▸ **EXERCISE REQUIREMENTS**
Pictures do not belong in the copy; quote every entry below exactly.
━━━ PROVIDED RECORDS ━━━
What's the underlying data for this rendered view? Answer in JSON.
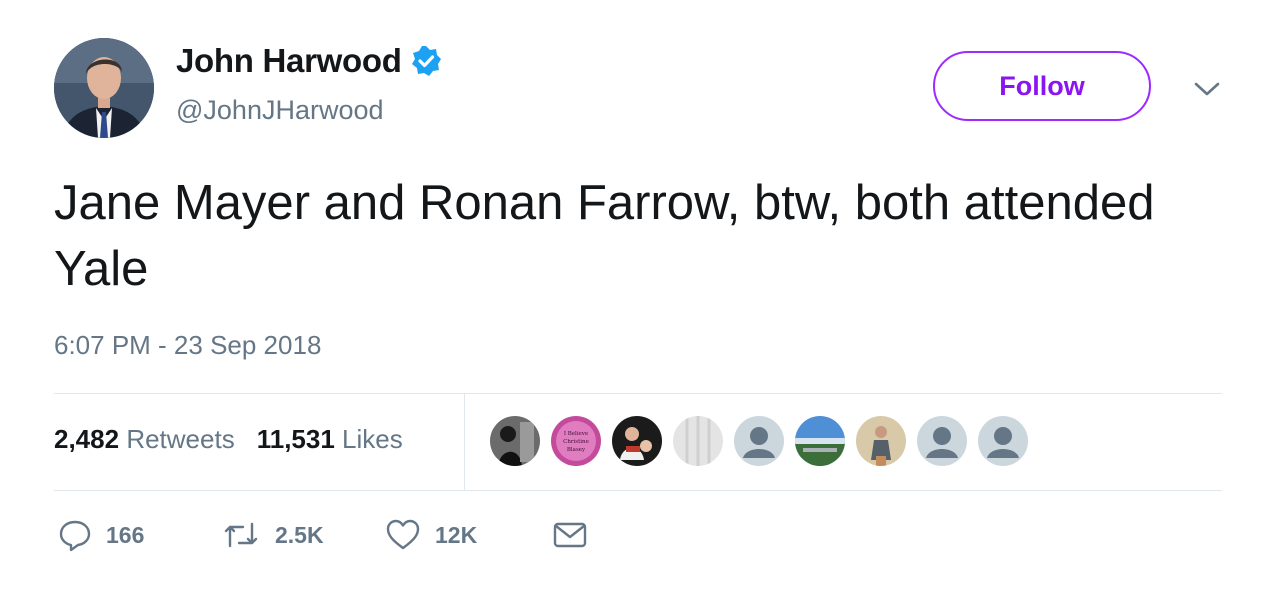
{
  "author": {
    "name": "John Harwood",
    "handle": "@JohnJHarwood",
    "verified": true,
    "avatar_icon": "profile-photo"
  },
  "follow_label": "Follow",
  "tweet": {
    "text": "Jane Mayer and Ronan Farrow, btw, both attended Yale",
    "timestamp": "6:07 PM - 23 Sep 2018"
  },
  "stats": {
    "retweets_count": "2,482",
    "retweets_label": "Retweets",
    "likes_count": "11,531",
    "likes_label": "Likes"
  },
  "liked_by_avatars": [
    {
      "icon": "photo-avatar"
    },
    {
      "icon": "button-avatar",
      "text": "I Believe Christine Blasey"
    },
    {
      "icon": "photo-avatar"
    },
    {
      "icon": "pattern-avatar"
    },
    {
      "icon": "default-avatar"
    },
    {
      "icon": "landscape-avatar"
    },
    {
      "icon": "photo-avatar"
    },
    {
      "icon": "default-avatar"
    },
    {
      "icon": "default-avatar"
    }
  ],
  "actions": {
    "replies": "166",
    "retweets": "2.5K",
    "likes": "12K"
  },
  "colors": {
    "verified": "#1da1f2",
    "follow_accent": "#8a15f0",
    "secondary_text": "#657786",
    "divider": "#e1e8ed"
  }
}
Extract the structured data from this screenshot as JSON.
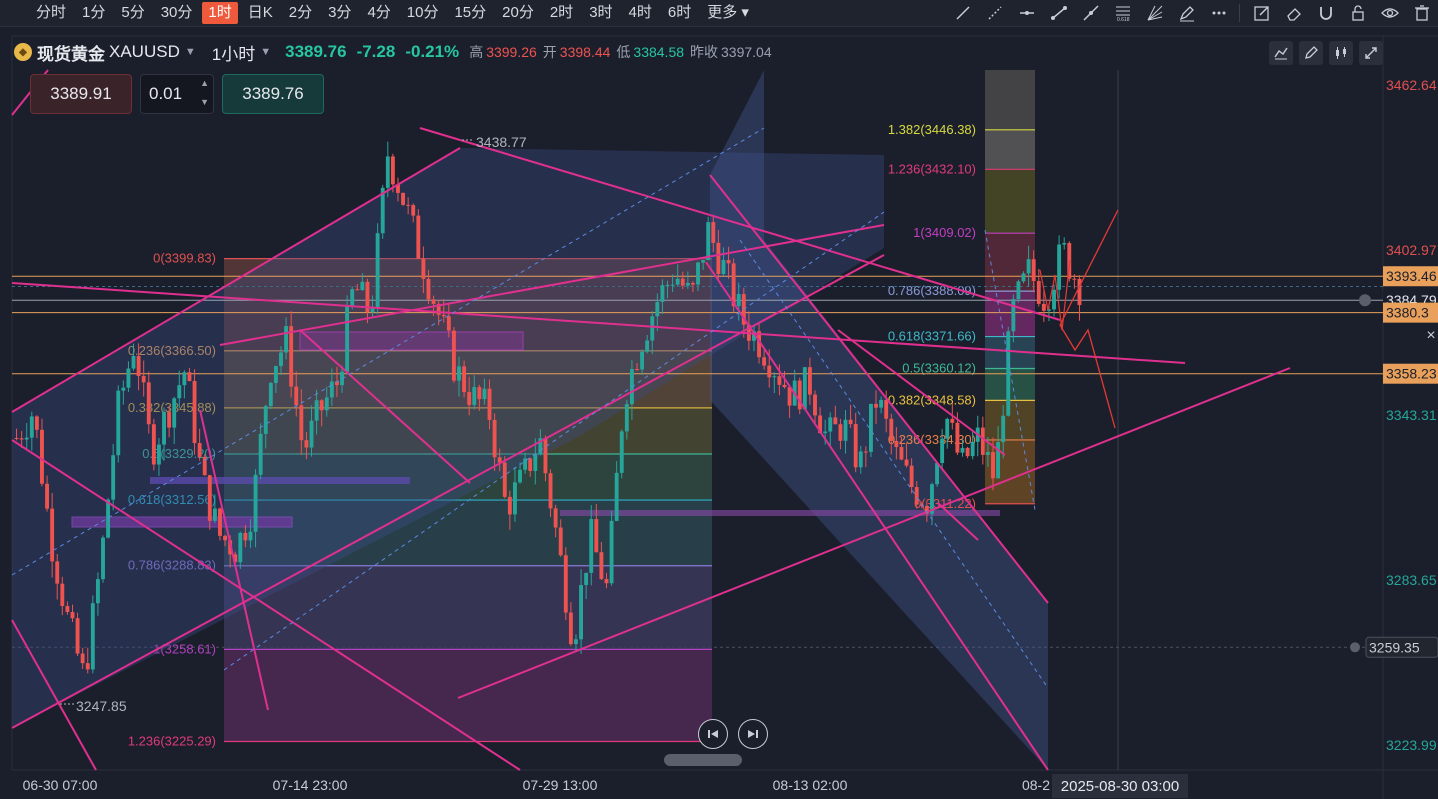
{
  "timeframes": [
    "分时",
    "1分",
    "5分",
    "30分",
    "1时",
    "日K",
    "2分",
    "3分",
    "4分",
    "10分",
    "15分",
    "20分",
    "2时",
    "3时",
    "4时",
    "6时",
    "更多"
  ],
  "active_timeframe": "1时",
  "header": {
    "symbol_name": "现货黄金",
    "symbol_code": "XAUUSD",
    "interval": "1小时",
    "last_price": "3389.76",
    "change": "-7.28",
    "change_pct": "-0.21%",
    "high_label": "高",
    "high": "3399.26",
    "open_label": "开",
    "open": "3398.44",
    "low_label": "低",
    "low": "3384.58",
    "prev_close_label": "昨收",
    "prev_close": "3397.04"
  },
  "order": {
    "sell_price": "3389.91",
    "lot": "0.01",
    "buy_price": "3389.76"
  },
  "colors": {
    "bg": "#1b1f2b",
    "up": "#26a69a",
    "down": "#ef5350",
    "magenta": "#e0308f",
    "orange": "#e8a05a",
    "fib_purple": "#9c27b0"
  },
  "icons": [
    "trend-line-icon",
    "ray-icon",
    "horizontal-line-icon",
    "segment-icon",
    "extended-line-icon",
    "fib-retracement-icon",
    "gann-fan-icon",
    "pen-icon",
    "more-icon",
    "edit-icon",
    "eraser-icon",
    "magnet-icon",
    "lock-icon",
    "eye-icon",
    "delete-icon"
  ],
  "chart_data": {
    "type": "candlestick",
    "ylim": [
      3215,
      3468
    ],
    "y_ticks": [
      "3462.64",
      "3402.97",
      "3343.31",
      "3283.65",
      "3223.99"
    ],
    "price_tags": [
      {
        "value": "3393.46",
        "style": "orange"
      },
      {
        "value": "3384.79",
        "style": "dark"
      },
      {
        "value": "3380.3",
        "style": "orange"
      },
      {
        "value": "3358.23",
        "style": "orange"
      },
      {
        "value": "3259.35",
        "style": "gray"
      }
    ],
    "x_ticks": [
      "06-30 07:00",
      "07-14 23:00",
      "07-29 13:00",
      "08-13 02:00",
      "08-2"
    ],
    "crosshair_time": "2025-08-30 03:00",
    "annotations": {
      "high": "3438.77",
      "low": "3247.85"
    },
    "fib_1": {
      "levels": [
        {
          "ratio": "0",
          "price": 3399.83,
          "text": "0(3399.83)"
        },
        {
          "ratio": "0.236",
          "price": 3366.5,
          "text": "0.236(3366.50)"
        },
        {
          "ratio": "0.382",
          "price": 3345.88,
          "text": "0.382(3345.88)"
        },
        {
          "ratio": "0.5",
          "price": 3329.2,
          "text": "0.5(3329.20)"
        },
        {
          "ratio": "0.618",
          "price": 3312.56,
          "text": "0.618(3312.56)"
        },
        {
          "ratio": "0.786",
          "price": 3288.83,
          "text": "0.786(3288.83)"
        },
        {
          "ratio": "1",
          "price": 3258.61,
          "text": "1(3258.61)"
        },
        {
          "ratio": "1.236",
          "price": 3225.29,
          "text": "1.236(3225.29)"
        }
      ]
    },
    "fib_2": {
      "levels": [
        {
          "ratio": "1.382",
          "price": 3446.38,
          "text": "1.382(3446.38)"
        },
        {
          "ratio": "1.236",
          "price": 3432.1,
          "text": "1.236(3432.10)"
        },
        {
          "ratio": "1",
          "price": 3409.02,
          "text": "1(3409.02)"
        },
        {
          "ratio": "0.786",
          "price": 3388.09,
          "text": "0.786(3388.09)"
        },
        {
          "ratio": "0.618",
          "price": 3371.66,
          "text": "0.618(3371.66)"
        },
        {
          "ratio": "0.5",
          "price": 3360.12,
          "text": "0.5(3360.12)"
        },
        {
          "ratio": "0.382",
          "price": 3348.58,
          "text": "0.382(3348.58)"
        },
        {
          "ratio": "0.236",
          "price": 3334.3,
          "text": "0.236(3334.30)"
        },
        {
          "ratio": "0",
          "price": 3311.22,
          "text": "0(3311.22)"
        }
      ]
    },
    "price_path": [
      3335,
      3345,
      3300,
      3270,
      3248,
      3290,
      3345,
      3370,
      3330,
      3345,
      3360,
      3320,
      3300,
      3295,
      3310,
      3360,
      3370,
      3330,
      3345,
      3355,
      3390,
      3380,
      3438,
      3420,
      3400,
      3380,
      3360,
      3350,
      3345,
      3310,
      3320,
      3335,
      3300,
      3262,
      3300,
      3280,
      3350,
      3370,
      3385,
      3395,
      3385,
      3410,
      3395,
      3378,
      3370,
      3360,
      3350,
      3355,
      3335,
      3340,
      3325,
      3350,
      3330,
      3318,
      3312,
      3345,
      3325,
      3335,
      3320,
      3380,
      3395,
      3385,
      3403,
      3390
    ]
  }
}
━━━
▸ **ANSWER FOR THIS EXERCISE**
What's the underlying data for this rendered view? Answer in JSON.
{
  "author": {
    "name": "John Harwood",
    "handle": "@JohnJHarwood",
    "verified": true,
    "avatar_icon": "profile-photo"
  },
  "follow_label": "Follow",
  "tweet": {
    "text": "Jane Mayer and Ronan Farrow, btw, both attended Yale",
    "timestamp": "6:07 PM - 23 Sep 2018"
  },
  "stats": {
    "retweets_count": "2,482",
    "retweets_label": "Retweets",
    "likes_count": "11,531",
    "likes_label": "Likes"
  },
  "liked_by_avatars": [
    {
      "icon": "photo-avatar"
    },
    {
      "icon": "button-avatar",
      "text": "I Believe Christine Blasey"
    },
    {
      "icon": "photo-avatar"
    },
    {
      "icon": "pattern-avatar"
    },
    {
      "icon": "default-avatar"
    },
    {
      "icon": "landscape-avatar"
    },
    {
      "icon": "photo-avatar"
    },
    {
      "icon": "default-avatar"
    },
    {
      "icon": "default-avatar"
    }
  ],
  "actions": {
    "replies": "166",
    "retweets": "2.5K",
    "likes": "12K"
  },
  "colors": {
    "verified": "#1da1f2",
    "follow_accent": "#8a15f0",
    "secondary_text": "#657786",
    "divider": "#e1e8ed"
  }
}
Extract the structured data from this screenshot as JSON.
{
  "timeframes": [
    "分时",
    "1分",
    "5分",
    "30分",
    "1时",
    "日K",
    "2分",
    "3分",
    "4分",
    "10分",
    "15分",
    "20分",
    "2时",
    "3时",
    "4时",
    "6时",
    "更多"
  ],
  "active_timeframe": "1时",
  "header": {
    "symbol_name": "现货黄金",
    "symbol_code": "XAUUSD",
    "interval": "1小时",
    "last_price": "3389.76",
    "change": "-7.28",
    "change_pct": "-0.21%",
    "high_label": "高",
    "high": "3399.26",
    "open_label": "开",
    "open": "3398.44",
    "low_label": "低",
    "low": "3384.58",
    "prev_close_label": "昨收",
    "prev_close": "3397.04"
  },
  "order": {
    "sell_price": "3389.91",
    "lot": "0.01",
    "buy_price": "3389.76"
  },
  "colors": {
    "bg": "#1b1f2b",
    "up": "#26a69a",
    "down": "#ef5350",
    "magenta": "#e0308f",
    "orange": "#e8a05a",
    "fib_purple": "#9c27b0"
  },
  "icons": [
    "trend-line-icon",
    "ray-icon",
    "horizontal-line-icon",
    "segment-icon",
    "extended-line-icon",
    "fib-retracement-icon",
    "gann-fan-icon",
    "pen-icon",
    "more-icon",
    "edit-icon",
    "eraser-icon",
    "magnet-icon",
    "lock-icon",
    "eye-icon",
    "delete-icon"
  ],
  "chart_data": {
    "type": "candlestick",
    "ylim": [
      3215,
      3468
    ],
    "y_ticks": [
      "3462.64",
      "3402.97",
      "3343.31",
      "3283.65",
      "3223.99"
    ],
    "price_tags": [
      {
        "value": "3393.46",
        "style": "orange"
      },
      {
        "value": "3384.79",
        "style": "dark"
      },
      {
        "value": "3380.3",
        "style": "orange"
      },
      {
        "value": "3358.23",
        "style": "orange"
      },
      {
        "value": "3259.35",
        "style": "gray"
      }
    ],
    "x_ticks": [
      "06-30 07:00",
      "07-14 23:00",
      "07-29 13:00",
      "08-13 02:00",
      "08-2"
    ],
    "crosshair_time": "2025-08-30 03:00",
    "annotations": {
      "high": "3438.77",
      "low": "3247.85"
    },
    "fib_1": {
      "levels": [
        {
          "ratio": "0",
          "price": 3399.83,
          "text": "0(3399.83)"
        },
        {
          "ratio": "0.236",
          "price": 3366.5,
          "text": "0.236(3366.50)"
        },
        {
          "ratio": "0.382",
          "price": 3345.88,
          "text": "0.382(3345.88)"
        },
        {
          "ratio": "0.5",
          "price": 3329.2,
          "text": "0.5(3329.20)"
        },
        {
          "ratio": "0.618",
          "price": 3312.56,
          "text": "0.618(3312.56)"
        },
        {
          "ratio": "0.786",
          "price": 3288.83,
          "text": "0.786(3288.83)"
        },
        {
          "ratio": "1",
          "price": 3258.61,
          "text": "1(3258.61)"
        },
        {
          "ratio": "1.236",
          "price": 3225.29,
          "text": "1.236(3225.29)"
        }
      ]
    },
    "fib_2": {
      "levels": [
        {
          "ratio": "1.382",
          "price": 3446.38,
          "text": "1.382(3446.38)"
        },
        {
          "ratio": "1.236",
          "price": 3432.1,
          "text": "1.236(3432.10)"
        },
        {
          "ratio": "1",
          "price": 3409.02,
          "text": "1(3409.02)"
        },
        {
          "ratio": "0.786",
          "price": 3388.09,
          "text": "0.786(3388.09)"
        },
        {
          "ratio": "0.618",
          "price": 3371.66,
          "text": "0.618(3371.66)"
        },
        {
          "ratio": "0.5",
          "price": 3360.12,
          "text": "0.5(3360.12)"
        },
        {
          "ratio": "0.382",
          "price": 3348.58,
          "text": "0.382(3348.58)"
        },
        {
          "ratio": "0.236",
          "price": 3334.3,
          "text": "0.236(3334.30)"
        },
        {
          "ratio": "0",
          "price": 3311.22,
          "text": "0(3311.22)"
        }
      ]
    },
    "price_path": [
      3335,
      3345,
      3300,
      3270,
      3248,
      3290,
      3345,
      3370,
      3330,
      3345,
      3360,
      3320,
      3300,
      3295,
      3310,
      3360,
      3370,
      3330,
      3345,
      3355,
      3390,
      3380,
      3438,
      3420,
      3400,
      3380,
      3360,
      3350,
      3345,
      3310,
      3320,
      3335,
      3300,
      3262,
      3300,
      3280,
      3350,
      3370,
      3385,
      3395,
      3385,
      3410,
      3395,
      3378,
      3370,
      3360,
      3350,
      3355,
      3335,
      3340,
      3325,
      3350,
      3330,
      3318,
      3312,
      3345,
      3325,
      3335,
      3320,
      3380,
      3395,
      3385,
      3403,
      3390
    ]
  }
}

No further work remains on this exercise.